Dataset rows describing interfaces
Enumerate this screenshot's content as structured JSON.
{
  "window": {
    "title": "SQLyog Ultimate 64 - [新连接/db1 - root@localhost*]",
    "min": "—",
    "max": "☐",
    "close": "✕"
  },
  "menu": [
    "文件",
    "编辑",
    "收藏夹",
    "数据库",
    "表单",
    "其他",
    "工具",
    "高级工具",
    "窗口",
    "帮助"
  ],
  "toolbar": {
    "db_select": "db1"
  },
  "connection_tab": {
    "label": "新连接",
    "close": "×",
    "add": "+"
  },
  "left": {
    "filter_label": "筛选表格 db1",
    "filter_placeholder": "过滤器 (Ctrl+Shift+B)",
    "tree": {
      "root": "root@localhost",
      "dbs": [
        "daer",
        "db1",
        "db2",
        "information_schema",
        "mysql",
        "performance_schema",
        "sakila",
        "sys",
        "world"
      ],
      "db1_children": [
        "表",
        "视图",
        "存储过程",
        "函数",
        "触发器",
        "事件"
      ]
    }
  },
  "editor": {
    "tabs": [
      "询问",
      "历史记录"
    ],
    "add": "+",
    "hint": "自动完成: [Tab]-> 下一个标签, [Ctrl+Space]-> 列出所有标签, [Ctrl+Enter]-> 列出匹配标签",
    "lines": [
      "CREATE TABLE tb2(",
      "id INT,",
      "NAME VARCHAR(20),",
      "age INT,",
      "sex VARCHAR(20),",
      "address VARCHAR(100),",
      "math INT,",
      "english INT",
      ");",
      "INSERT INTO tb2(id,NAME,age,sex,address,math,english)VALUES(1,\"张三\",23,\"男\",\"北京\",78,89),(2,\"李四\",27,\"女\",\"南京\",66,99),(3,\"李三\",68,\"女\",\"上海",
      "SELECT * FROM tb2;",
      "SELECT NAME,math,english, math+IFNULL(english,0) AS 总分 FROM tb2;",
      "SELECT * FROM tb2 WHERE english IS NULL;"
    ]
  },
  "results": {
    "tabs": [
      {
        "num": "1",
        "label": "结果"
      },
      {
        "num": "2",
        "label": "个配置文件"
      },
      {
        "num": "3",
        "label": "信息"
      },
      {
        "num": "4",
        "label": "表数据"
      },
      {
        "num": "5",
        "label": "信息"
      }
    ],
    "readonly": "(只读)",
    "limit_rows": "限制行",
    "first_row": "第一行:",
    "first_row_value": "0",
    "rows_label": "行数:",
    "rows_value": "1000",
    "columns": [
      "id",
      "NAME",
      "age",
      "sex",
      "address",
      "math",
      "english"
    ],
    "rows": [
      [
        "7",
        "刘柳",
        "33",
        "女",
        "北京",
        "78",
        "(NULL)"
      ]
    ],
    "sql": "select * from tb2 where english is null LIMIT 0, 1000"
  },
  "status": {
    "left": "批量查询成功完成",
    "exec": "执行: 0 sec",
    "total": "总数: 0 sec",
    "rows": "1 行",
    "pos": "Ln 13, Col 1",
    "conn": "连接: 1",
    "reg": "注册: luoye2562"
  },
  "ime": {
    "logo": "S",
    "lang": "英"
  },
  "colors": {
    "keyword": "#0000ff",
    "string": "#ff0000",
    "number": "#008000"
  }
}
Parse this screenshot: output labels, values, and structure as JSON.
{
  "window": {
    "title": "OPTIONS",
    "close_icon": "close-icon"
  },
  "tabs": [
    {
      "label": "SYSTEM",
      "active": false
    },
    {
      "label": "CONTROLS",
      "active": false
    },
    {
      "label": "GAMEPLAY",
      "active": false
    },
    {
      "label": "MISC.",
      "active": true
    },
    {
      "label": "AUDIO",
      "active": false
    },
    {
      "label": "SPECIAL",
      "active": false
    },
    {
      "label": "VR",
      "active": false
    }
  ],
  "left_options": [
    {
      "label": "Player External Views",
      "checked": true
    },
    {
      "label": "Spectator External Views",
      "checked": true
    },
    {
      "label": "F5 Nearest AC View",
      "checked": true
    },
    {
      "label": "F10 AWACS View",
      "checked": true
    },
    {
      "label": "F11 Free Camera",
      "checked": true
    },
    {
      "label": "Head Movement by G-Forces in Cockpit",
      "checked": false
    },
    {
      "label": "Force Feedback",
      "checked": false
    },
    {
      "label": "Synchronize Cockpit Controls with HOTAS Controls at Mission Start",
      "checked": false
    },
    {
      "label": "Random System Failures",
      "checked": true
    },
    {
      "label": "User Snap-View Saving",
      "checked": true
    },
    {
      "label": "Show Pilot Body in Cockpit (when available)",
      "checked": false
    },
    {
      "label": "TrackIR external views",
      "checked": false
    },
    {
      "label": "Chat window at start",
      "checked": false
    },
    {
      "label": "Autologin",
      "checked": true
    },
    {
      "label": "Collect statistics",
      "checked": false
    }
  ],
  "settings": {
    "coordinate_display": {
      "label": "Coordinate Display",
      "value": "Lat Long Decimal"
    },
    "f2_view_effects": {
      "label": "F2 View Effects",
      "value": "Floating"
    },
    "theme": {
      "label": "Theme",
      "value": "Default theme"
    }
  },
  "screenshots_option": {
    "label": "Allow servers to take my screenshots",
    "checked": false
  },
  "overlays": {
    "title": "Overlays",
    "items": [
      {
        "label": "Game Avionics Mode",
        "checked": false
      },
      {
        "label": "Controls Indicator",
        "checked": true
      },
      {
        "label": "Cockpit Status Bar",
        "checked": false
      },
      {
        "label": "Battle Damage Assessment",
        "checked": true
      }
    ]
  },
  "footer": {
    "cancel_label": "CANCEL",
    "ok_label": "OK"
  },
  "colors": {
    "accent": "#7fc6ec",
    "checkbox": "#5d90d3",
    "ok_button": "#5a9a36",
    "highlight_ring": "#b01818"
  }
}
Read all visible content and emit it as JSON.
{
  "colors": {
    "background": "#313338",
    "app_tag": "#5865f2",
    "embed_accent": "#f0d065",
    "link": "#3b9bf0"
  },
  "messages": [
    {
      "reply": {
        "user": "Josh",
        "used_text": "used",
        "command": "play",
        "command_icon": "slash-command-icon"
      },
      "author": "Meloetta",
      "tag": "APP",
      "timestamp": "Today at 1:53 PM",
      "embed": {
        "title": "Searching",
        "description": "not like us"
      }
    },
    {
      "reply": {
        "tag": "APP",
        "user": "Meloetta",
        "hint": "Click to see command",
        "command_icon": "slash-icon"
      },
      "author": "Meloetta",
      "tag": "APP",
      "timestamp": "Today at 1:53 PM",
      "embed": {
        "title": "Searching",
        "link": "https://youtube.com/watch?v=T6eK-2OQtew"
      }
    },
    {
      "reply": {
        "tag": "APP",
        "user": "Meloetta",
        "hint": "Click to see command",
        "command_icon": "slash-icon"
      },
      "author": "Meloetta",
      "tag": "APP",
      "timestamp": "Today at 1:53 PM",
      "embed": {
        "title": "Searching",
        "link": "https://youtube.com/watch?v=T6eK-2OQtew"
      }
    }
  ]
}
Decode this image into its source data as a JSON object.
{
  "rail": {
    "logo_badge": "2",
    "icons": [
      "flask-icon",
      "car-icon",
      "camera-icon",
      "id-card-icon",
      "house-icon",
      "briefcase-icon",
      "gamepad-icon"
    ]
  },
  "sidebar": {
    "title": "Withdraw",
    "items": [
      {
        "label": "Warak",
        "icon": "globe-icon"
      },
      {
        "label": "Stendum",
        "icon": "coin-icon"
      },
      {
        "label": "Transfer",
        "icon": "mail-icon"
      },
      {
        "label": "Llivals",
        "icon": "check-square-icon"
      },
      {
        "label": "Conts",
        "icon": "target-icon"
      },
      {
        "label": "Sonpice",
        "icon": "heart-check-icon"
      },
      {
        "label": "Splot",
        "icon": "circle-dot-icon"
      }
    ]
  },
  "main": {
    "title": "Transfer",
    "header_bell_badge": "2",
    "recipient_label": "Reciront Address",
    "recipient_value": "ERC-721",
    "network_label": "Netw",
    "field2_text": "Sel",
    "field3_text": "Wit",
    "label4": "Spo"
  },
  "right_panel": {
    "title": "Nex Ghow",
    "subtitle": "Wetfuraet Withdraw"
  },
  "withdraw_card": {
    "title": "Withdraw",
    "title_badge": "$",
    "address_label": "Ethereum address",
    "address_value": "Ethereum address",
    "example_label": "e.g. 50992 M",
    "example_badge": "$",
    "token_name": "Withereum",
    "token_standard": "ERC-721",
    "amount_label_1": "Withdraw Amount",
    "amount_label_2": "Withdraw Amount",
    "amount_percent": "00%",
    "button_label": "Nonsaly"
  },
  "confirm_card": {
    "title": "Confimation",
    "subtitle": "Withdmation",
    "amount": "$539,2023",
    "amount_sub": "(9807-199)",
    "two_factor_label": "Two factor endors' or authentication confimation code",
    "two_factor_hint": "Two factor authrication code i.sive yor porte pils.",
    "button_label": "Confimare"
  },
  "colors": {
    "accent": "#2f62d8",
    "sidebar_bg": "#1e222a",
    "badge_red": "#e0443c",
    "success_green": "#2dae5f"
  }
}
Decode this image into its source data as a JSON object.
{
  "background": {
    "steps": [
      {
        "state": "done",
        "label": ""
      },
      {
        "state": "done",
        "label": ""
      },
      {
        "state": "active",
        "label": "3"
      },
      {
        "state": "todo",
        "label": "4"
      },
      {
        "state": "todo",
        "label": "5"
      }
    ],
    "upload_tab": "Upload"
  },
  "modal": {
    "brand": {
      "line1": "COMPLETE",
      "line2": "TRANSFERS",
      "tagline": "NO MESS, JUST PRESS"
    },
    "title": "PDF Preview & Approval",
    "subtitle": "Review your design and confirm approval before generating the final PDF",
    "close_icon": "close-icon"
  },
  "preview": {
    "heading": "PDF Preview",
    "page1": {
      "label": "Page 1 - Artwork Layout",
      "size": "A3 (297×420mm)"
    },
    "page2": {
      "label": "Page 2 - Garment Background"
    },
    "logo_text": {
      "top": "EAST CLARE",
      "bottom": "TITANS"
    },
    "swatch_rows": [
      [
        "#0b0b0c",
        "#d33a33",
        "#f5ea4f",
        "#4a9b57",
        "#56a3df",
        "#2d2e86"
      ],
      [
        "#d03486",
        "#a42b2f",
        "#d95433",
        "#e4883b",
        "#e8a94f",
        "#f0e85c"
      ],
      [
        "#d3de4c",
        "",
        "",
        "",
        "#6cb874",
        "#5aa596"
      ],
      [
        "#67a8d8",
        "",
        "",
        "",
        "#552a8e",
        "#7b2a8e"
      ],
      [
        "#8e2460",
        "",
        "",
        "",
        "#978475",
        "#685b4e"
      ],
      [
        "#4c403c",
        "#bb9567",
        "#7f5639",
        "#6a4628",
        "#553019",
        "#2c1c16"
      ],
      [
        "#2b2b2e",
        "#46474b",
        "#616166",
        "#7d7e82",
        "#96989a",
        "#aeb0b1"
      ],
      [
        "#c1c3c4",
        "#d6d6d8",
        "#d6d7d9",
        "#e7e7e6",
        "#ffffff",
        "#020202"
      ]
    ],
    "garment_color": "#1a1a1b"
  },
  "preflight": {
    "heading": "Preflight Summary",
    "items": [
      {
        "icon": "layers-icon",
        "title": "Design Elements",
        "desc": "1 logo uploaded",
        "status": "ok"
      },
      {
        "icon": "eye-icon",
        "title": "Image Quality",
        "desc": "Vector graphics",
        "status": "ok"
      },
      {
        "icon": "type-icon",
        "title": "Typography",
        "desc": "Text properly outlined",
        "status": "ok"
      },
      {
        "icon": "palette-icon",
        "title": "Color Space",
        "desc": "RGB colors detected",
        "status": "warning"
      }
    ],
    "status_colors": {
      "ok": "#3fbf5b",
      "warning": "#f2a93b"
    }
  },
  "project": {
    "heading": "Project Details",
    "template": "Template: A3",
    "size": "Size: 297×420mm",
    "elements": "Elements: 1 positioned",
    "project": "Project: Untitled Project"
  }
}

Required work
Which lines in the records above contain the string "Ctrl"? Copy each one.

Answer section
    "filter_placeholder": "过滤器 (Ctrl+Shift+B)",
    "hint": "自动完成: [Tab]-> 下一个标签, [Ctrl+Space]-> 列出所有标签, [Ctrl+Enter]-> 列出匹配标签",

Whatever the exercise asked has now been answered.